##### EXCERPTED RECORDS
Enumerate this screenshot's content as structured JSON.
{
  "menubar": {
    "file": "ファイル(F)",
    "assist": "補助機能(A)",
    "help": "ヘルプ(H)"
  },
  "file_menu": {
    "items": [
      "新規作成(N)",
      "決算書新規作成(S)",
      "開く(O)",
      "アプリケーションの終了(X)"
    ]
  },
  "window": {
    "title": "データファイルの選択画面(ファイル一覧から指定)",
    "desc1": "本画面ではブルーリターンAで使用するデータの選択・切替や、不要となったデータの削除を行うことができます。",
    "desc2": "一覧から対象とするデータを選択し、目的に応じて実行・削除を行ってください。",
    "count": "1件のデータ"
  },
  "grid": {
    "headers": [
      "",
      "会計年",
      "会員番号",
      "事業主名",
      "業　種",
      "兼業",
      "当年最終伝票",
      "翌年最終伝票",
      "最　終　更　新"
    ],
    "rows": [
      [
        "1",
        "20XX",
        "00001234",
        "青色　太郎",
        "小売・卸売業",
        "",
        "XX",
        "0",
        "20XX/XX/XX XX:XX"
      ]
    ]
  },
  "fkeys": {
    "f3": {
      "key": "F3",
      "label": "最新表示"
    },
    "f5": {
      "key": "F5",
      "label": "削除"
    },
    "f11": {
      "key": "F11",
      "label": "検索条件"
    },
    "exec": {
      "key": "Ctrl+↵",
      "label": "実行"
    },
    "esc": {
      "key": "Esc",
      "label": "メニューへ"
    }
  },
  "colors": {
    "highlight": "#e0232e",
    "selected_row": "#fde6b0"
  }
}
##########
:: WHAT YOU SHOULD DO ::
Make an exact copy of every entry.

:: THE COMPLETED TASK ::
Enumerate this screenshot's content as structured JSON.
{
  "menubar": {
    "file": "ファイル(F)",
    "assist": "補助機能(A)",
    "help": "ヘルプ(H)"
  },
  "file_menu": {
    "items": [
      "新規作成(N)",
      "決算書新規作成(S)",
      "開く(O)",
      "アプリケーションの終了(X)"
    ]
  },
  "window": {
    "title": "データファイルの選択画面(ファイル一覧から指定)",
    "desc1": "本画面ではブルーリターンAで使用するデータの選択・切替や、不要となったデータの削除を行うことができます。",
    "desc2": "一覧から対象とするデータを選択し、目的に応じて実行・削除を行ってください。",
    "count": "1件のデータ"
  },
  "grid": {
    "headers": [
      "",
      "会計年",
      "会員番号",
      "事業主名",
      "業　種",
      "兼業",
      "当年最終伝票",
      "翌年最終伝票",
      "最　終　更　新"
    ],
    "rows": [
      [
        "1",
        "20XX",
        "00001234",
        "青色　太郎",
        "小売・卸売業",
        "",
        "XX",
        "0",
        "20XX/XX/XX XX:XX"
      ]
    ]
  },
  "fkeys": {
    "f3": {
      "key": "F3",
      "label": "最新表示"
    },
    "f5": {
      "key": "F5",
      "label": "削除"
    },
    "f11": {
      "key": "F11",
      "label": "検索条件"
    },
    "exec": {
      "key": "Ctrl+↵",
      "label": "実行"
    },
    "esc": {
      "key": "Esc",
      "label": "メニューへ"
    }
  },
  "colors": {
    "highlight": "#e0232e",
    "selected_row": "#fde6b0"
  }
}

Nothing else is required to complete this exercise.